• _EXERCISE DETAILS_
How many lines in the records below hold the string "Flee"? Answer with the number alone.

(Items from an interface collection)
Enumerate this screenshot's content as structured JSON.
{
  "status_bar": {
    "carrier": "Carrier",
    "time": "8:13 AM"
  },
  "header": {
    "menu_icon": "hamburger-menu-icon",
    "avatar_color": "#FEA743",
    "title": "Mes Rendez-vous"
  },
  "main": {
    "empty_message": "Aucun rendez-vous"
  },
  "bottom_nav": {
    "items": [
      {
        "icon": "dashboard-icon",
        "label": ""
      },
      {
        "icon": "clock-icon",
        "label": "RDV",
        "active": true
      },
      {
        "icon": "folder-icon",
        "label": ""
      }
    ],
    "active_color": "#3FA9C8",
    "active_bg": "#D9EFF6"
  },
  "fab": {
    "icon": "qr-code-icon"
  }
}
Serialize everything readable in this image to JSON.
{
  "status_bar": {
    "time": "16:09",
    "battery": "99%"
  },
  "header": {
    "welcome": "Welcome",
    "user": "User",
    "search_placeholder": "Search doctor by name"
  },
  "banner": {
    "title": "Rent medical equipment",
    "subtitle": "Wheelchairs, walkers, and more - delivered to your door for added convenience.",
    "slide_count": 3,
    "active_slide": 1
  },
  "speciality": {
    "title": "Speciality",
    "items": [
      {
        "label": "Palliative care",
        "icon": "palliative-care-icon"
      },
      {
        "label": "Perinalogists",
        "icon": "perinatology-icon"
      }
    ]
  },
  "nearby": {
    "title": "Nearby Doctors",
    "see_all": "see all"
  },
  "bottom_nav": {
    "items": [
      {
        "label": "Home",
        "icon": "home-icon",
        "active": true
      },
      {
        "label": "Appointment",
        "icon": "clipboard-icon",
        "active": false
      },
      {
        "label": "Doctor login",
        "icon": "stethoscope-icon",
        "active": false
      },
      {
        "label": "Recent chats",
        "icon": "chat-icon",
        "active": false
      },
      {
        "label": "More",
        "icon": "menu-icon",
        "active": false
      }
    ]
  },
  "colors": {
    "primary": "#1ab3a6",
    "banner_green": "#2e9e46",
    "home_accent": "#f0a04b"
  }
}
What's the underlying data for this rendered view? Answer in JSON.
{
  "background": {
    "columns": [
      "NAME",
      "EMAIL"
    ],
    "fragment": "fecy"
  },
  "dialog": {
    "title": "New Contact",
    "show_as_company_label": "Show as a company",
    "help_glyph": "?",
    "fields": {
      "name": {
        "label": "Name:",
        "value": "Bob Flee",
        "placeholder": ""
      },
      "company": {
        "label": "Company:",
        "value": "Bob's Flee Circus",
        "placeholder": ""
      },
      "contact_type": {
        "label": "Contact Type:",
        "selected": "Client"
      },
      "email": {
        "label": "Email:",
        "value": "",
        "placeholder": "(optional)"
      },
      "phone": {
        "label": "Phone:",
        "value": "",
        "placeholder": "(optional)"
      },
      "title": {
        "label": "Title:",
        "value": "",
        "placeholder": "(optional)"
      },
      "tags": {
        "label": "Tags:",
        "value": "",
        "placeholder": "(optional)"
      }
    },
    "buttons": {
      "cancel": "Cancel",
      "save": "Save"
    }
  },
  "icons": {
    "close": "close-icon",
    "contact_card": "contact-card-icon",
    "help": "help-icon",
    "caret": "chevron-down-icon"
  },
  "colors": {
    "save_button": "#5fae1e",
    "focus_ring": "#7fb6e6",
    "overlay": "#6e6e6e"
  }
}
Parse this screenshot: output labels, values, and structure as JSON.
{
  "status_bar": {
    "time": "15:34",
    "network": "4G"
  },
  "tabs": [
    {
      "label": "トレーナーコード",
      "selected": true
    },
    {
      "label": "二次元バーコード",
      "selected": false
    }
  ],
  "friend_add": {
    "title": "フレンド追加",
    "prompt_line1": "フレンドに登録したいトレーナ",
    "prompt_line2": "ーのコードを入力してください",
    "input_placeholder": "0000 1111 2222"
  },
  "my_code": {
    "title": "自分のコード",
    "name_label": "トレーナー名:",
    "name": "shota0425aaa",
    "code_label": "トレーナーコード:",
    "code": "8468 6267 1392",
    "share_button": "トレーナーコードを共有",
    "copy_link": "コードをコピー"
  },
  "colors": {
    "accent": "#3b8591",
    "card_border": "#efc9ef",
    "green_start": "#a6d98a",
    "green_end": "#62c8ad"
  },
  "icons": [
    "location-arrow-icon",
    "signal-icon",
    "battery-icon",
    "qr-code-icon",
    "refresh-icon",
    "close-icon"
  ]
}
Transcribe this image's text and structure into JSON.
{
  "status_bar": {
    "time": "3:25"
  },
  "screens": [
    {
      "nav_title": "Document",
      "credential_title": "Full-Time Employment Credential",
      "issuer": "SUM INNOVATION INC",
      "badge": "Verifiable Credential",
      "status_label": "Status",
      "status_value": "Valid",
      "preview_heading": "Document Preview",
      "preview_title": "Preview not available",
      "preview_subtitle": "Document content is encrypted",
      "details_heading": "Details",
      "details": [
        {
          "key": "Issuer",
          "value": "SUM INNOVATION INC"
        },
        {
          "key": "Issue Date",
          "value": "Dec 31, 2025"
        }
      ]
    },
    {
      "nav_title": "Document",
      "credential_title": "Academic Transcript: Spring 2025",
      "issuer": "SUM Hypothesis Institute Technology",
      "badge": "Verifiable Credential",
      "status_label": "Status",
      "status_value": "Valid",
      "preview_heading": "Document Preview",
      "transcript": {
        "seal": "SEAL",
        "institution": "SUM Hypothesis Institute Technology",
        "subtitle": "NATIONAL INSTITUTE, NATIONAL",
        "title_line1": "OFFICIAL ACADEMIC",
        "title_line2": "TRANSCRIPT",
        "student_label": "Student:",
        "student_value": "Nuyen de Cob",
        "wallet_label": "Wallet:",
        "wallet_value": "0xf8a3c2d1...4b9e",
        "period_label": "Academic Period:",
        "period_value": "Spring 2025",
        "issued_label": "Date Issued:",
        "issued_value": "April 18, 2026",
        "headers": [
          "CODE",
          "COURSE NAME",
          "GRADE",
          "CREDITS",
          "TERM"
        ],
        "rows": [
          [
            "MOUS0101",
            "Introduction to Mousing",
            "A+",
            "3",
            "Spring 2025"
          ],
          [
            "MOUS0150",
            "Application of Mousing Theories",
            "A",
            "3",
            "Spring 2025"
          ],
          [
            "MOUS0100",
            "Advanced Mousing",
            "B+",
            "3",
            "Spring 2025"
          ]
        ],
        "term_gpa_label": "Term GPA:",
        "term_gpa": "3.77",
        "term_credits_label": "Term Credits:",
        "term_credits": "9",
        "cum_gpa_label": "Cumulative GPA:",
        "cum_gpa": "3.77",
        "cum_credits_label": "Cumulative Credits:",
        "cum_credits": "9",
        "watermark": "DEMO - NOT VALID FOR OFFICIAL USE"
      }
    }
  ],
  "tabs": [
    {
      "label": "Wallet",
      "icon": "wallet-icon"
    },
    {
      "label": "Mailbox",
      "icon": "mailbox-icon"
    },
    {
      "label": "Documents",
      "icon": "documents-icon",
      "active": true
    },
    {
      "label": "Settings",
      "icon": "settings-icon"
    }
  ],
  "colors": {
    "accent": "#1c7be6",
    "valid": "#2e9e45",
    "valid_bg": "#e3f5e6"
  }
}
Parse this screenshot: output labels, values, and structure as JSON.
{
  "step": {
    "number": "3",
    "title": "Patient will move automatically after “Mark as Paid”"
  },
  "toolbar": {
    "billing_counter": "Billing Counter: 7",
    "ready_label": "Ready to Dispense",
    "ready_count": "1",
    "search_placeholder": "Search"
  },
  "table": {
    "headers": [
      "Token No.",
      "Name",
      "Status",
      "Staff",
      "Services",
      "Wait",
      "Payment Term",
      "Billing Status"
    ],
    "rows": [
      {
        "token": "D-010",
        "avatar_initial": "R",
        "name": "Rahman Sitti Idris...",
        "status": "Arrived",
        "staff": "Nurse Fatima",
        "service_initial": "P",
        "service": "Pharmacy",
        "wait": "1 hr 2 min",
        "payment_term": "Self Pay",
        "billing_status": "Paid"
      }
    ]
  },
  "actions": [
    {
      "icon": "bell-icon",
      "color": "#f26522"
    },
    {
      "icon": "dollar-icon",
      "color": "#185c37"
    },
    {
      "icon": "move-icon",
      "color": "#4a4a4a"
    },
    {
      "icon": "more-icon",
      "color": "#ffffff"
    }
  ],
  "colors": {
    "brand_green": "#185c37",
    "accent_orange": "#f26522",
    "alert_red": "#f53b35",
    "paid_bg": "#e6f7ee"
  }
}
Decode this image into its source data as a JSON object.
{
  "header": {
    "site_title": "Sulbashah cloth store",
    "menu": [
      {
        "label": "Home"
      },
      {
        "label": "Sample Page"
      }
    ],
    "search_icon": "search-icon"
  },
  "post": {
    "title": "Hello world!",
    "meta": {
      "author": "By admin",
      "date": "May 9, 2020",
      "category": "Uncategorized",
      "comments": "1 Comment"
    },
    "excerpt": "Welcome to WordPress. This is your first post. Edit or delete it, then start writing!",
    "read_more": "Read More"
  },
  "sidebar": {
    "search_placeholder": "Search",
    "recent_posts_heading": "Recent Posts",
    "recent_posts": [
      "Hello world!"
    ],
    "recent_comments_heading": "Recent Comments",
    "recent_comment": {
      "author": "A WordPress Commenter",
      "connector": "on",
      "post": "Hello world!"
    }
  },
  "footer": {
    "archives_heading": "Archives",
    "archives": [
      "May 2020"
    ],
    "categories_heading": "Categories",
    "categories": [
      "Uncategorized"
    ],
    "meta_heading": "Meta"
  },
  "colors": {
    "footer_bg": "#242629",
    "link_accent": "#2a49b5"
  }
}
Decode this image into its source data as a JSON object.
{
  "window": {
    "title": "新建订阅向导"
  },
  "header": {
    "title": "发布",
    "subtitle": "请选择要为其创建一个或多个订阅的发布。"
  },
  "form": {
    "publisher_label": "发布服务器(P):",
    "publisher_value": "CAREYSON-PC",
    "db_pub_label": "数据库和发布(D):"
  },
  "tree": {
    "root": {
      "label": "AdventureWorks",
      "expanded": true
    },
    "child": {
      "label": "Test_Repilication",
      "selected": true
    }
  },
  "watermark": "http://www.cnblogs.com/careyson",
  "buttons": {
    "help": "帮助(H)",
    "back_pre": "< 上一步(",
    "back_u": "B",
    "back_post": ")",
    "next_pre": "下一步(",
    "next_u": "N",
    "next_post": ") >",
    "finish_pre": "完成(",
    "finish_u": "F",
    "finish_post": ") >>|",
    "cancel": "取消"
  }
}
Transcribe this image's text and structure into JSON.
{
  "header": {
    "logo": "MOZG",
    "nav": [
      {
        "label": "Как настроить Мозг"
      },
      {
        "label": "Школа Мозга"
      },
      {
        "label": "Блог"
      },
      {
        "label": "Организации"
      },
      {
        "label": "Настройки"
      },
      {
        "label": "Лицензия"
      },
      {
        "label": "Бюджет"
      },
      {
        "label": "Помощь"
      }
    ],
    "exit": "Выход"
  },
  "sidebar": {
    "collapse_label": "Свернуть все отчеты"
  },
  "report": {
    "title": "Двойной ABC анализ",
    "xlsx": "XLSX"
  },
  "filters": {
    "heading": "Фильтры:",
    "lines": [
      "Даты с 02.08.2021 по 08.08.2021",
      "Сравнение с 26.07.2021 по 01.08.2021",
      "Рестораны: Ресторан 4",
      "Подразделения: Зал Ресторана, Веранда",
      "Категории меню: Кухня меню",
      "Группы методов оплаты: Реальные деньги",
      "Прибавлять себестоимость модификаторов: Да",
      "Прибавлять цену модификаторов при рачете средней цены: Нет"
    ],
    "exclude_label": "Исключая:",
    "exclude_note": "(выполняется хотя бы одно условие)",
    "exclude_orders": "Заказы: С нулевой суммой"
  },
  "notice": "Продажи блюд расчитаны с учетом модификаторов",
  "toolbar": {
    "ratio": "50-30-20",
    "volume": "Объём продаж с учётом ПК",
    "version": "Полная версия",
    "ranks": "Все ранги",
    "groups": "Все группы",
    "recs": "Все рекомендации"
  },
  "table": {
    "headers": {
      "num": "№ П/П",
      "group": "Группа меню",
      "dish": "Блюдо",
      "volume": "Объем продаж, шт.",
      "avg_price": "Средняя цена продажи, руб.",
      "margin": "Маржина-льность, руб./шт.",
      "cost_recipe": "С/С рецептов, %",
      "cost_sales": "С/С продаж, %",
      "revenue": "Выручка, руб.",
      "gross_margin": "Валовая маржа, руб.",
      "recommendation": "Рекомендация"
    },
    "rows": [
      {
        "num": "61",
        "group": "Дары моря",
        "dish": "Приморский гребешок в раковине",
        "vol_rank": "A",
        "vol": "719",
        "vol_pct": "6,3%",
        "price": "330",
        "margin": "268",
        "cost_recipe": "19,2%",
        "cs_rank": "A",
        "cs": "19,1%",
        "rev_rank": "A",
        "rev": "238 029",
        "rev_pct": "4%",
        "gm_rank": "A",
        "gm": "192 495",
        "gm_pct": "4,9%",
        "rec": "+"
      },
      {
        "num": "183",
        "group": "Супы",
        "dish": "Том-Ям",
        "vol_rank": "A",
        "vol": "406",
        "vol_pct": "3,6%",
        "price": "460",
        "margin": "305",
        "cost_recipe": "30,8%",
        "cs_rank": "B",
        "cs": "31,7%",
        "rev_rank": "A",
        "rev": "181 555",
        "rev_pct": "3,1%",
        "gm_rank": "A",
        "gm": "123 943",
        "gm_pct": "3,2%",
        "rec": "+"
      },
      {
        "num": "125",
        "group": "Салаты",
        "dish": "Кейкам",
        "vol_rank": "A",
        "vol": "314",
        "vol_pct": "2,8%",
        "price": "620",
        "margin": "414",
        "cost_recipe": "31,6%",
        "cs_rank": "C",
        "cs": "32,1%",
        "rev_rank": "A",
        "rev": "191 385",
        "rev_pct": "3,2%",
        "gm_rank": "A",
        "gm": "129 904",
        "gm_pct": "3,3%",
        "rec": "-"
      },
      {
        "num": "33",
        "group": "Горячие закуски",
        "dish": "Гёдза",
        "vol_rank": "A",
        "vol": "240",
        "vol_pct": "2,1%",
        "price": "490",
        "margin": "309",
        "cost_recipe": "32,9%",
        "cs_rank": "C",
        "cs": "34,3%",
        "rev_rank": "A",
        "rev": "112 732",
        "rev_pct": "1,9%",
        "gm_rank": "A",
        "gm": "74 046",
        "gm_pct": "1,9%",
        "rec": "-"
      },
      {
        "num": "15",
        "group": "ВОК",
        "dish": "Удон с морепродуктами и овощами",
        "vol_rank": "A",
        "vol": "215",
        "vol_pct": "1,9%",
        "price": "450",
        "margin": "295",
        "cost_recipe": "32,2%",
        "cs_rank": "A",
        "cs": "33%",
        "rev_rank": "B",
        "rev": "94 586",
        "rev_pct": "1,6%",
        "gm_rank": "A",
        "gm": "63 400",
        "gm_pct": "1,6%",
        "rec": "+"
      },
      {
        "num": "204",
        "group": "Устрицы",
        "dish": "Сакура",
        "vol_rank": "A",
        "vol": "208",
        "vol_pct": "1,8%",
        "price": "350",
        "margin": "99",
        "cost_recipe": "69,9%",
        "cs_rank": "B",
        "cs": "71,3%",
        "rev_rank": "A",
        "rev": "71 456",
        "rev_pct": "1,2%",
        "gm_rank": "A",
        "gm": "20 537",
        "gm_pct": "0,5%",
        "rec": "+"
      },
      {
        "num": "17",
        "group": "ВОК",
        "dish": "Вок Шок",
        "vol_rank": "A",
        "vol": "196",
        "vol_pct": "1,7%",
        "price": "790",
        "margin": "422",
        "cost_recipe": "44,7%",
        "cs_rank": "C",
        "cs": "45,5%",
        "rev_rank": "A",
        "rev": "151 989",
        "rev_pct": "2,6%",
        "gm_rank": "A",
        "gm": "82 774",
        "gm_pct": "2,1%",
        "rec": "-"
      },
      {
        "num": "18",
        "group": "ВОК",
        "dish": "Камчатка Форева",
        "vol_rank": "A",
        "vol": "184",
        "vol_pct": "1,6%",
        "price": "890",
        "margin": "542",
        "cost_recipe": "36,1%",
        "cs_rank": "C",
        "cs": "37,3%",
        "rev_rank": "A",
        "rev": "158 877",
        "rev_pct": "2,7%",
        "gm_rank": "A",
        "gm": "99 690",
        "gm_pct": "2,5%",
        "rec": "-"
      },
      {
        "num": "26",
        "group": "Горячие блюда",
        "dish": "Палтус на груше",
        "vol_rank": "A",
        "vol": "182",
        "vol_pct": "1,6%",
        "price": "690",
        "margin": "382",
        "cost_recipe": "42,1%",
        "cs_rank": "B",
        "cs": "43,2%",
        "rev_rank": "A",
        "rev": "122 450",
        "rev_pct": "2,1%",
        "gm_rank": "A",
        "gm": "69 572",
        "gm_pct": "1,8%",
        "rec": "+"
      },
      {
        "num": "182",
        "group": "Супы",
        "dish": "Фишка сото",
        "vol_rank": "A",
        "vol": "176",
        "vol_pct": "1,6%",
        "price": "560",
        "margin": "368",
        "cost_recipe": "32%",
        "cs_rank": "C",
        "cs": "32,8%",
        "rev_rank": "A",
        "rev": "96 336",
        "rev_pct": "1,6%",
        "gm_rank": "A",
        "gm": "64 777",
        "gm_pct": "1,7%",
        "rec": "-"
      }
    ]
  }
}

• _EXERCISE OUTPUT_
2